In your copy of the entries, please include no pictures and return every word exactly.

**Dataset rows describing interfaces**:
============================================================

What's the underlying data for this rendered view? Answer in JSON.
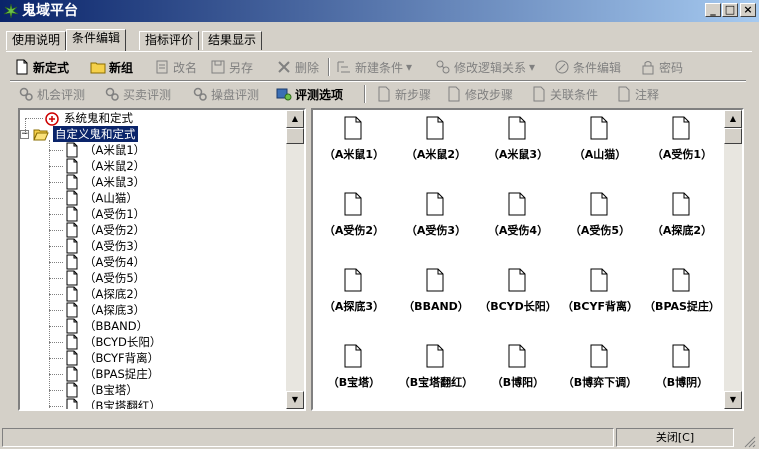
{
  "window": {
    "title": "鬼域平台",
    "min_glyph": "_",
    "max_glyph": "□",
    "close_glyph": "×"
  },
  "tabs": [
    {
      "label": "使用说明",
      "active": false
    },
    {
      "label": "条件编辑",
      "active": true
    },
    {
      "label": "指标评价",
      "active": false
    },
    {
      "label": "结果显示",
      "active": false
    }
  ],
  "toolbar1": [
    {
      "label": "新定式",
      "icon": "new-doc-icon",
      "enabled": true,
      "bold": true
    },
    {
      "label": "新组",
      "icon": "folder-icon",
      "enabled": true,
      "bold": true
    },
    {
      "label": "改名",
      "icon": "rename-icon",
      "enabled": false
    },
    {
      "label": "另存",
      "icon": "save-icon",
      "enabled": false
    },
    {
      "label": "删除",
      "icon": "delete-x-icon",
      "enabled": false
    },
    {
      "label": "新建条件",
      "icon": "new-condition-icon",
      "enabled": false
    },
    {
      "label": "修改逻辑关系",
      "icon": "logic-icon",
      "enabled": false
    },
    {
      "label": "条件编辑",
      "icon": "edit-condition-icon",
      "enabled": false
    },
    {
      "label": "密码",
      "icon": "lock-icon",
      "enabled": false
    }
  ],
  "toolbar2": [
    {
      "label": "机会评测",
      "icon": "gears-icon",
      "enabled": false
    },
    {
      "label": "买卖评测",
      "icon": "gears-icon",
      "enabled": false
    },
    {
      "label": "操盘评测",
      "icon": "gears-icon",
      "enabled": false
    },
    {
      "label": "评测选项",
      "icon": "evaluate-options-icon",
      "enabled": true
    },
    {
      "label": "新步骤",
      "icon": "page-icon",
      "enabled": false
    },
    {
      "label": "修改步骤",
      "icon": "page-icon",
      "enabled": false
    },
    {
      "label": "关联条件",
      "icon": "page-icon",
      "enabled": false
    },
    {
      "label": "注释",
      "icon": "page-icon",
      "enabled": false
    }
  ],
  "tree": {
    "root_system": "系统鬼和定式",
    "root_custom": "自定义鬼和定式",
    "items": [
      "（A米鼠1）",
      "（A米鼠2）",
      "（A米鼠3）",
      "（A山猫）",
      "（A受伤1）",
      "（A受伤2）",
      "（A受伤3）",
      "（A受伤4）",
      "（A受伤5）",
      "（A探底2）",
      "（A探底3）",
      "（BBAND）",
      "（BCYD长阳）",
      "（BCYF背离）",
      "（BPAS捉庄）",
      "（B宝塔）",
      "（B宝塔翻红）"
    ]
  },
  "icons": [
    "（A米鼠1）",
    "（A米鼠2）",
    "（A米鼠3）",
    "（A山猫）",
    "（A受伤1）",
    "（A受伤2）",
    "（A受伤3）",
    "（A受伤4）",
    "（A受伤5）",
    "（A探底2）",
    "（A探底3）",
    "（BBAND）",
    "（BCYD长阳）",
    "（BCYF背离）",
    "（BPAS捉庄）",
    "（B宝塔）",
    "（B宝塔翻红）",
    "（B博阳）",
    "（B博弈下调）",
    "（B博阴）"
  ],
  "status": {
    "close_button": "关闭[C]"
  },
  "colors": {
    "title_start": "#0a246a",
    "title_end": "#a6caf0",
    "selection": "#0a246a",
    "face": "#d4d0c8"
  }
}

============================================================

**THE ANSWER**:
What's the underlying data for this rendered view? Answer in JSON.
{
  "window": {
    "title": "鬼域平台",
    "min_glyph": "_",
    "max_glyph": "□",
    "close_glyph": "×"
  },
  "tabs": [
    {
      "label": "使用说明",
      "active": false
    },
    {
      "label": "条件编辑",
      "active": true
    },
    {
      "label": "指标评价",
      "active": false
    },
    {
      "label": "结果显示",
      "active": false
    }
  ],
  "toolbar1": [
    {
      "label": "新定式",
      "icon": "new-doc-icon",
      "enabled": true,
      "bold": true
    },
    {
      "label": "新组",
      "icon": "folder-icon",
      "enabled": true,
      "bold": true
    },
    {
      "label": "改名",
      "icon": "rename-icon",
      "enabled": false
    },
    {
      "label": "另存",
      "icon": "save-icon",
      "enabled": false
    },
    {
      "label": "删除",
      "icon": "delete-x-icon",
      "enabled": false
    },
    {
      "label": "新建条件",
      "icon": "new-condition-icon",
      "enabled": false
    },
    {
      "label": "修改逻辑关系",
      "icon": "logic-icon",
      "enabled": false
    },
    {
      "label": "条件编辑",
      "icon": "edit-condition-icon",
      "enabled": false
    },
    {
      "label": "密码",
      "icon": "lock-icon",
      "enabled": false
    }
  ],
  "toolbar2": [
    {
      "label": "机会评测",
      "icon": "gears-icon",
      "enabled": false
    },
    {
      "label": "买卖评测",
      "icon": "gears-icon",
      "enabled": false
    },
    {
      "label": "操盘评测",
      "icon": "gears-icon",
      "enabled": false
    },
    {
      "label": "评测选项",
      "icon": "evaluate-options-icon",
      "enabled": true
    },
    {
      "label": "新步骤",
      "icon": "page-icon",
      "enabled": false
    },
    {
      "label": "修改步骤",
      "icon": "page-icon",
      "enabled": false
    },
    {
      "label": "关联条件",
      "icon": "page-icon",
      "enabled": false
    },
    {
      "label": "注释",
      "icon": "page-icon",
      "enabled": false
    }
  ],
  "tree": {
    "root_system": "系统鬼和定式",
    "root_custom": "自定义鬼和定式",
    "items": [
      "（A米鼠1）",
      "（A米鼠2）",
      "（A米鼠3）",
      "（A山猫）",
      "（A受伤1）",
      "（A受伤2）",
      "（A受伤3）",
      "（A受伤4）",
      "（A受伤5）",
      "（A探底2）",
      "（A探底3）",
      "（BBAND）",
      "（BCYD长阳）",
      "（BCYF背离）",
      "（BPAS捉庄）",
      "（B宝塔）",
      "（B宝塔翻红）"
    ]
  },
  "icons": [
    "（A米鼠1）",
    "（A米鼠2）",
    "（A米鼠3）",
    "（A山猫）",
    "（A受伤1）",
    "（A受伤2）",
    "（A受伤3）",
    "（A受伤4）",
    "（A受伤5）",
    "（A探底2）",
    "（A探底3）",
    "（BBAND）",
    "（BCYD长阳）",
    "（BCYF背离）",
    "（BPAS捉庄）",
    "（B宝塔）",
    "（B宝塔翻红）",
    "（B博阳）",
    "（B博弈下调）",
    "（B博阴）"
  ],
  "status": {
    "close_button": "关闭[C]"
  },
  "colors": {
    "title_start": "#0a246a",
    "title_end": "#a6caf0",
    "selection": "#0a246a",
    "face": "#d4d0c8"
  }
}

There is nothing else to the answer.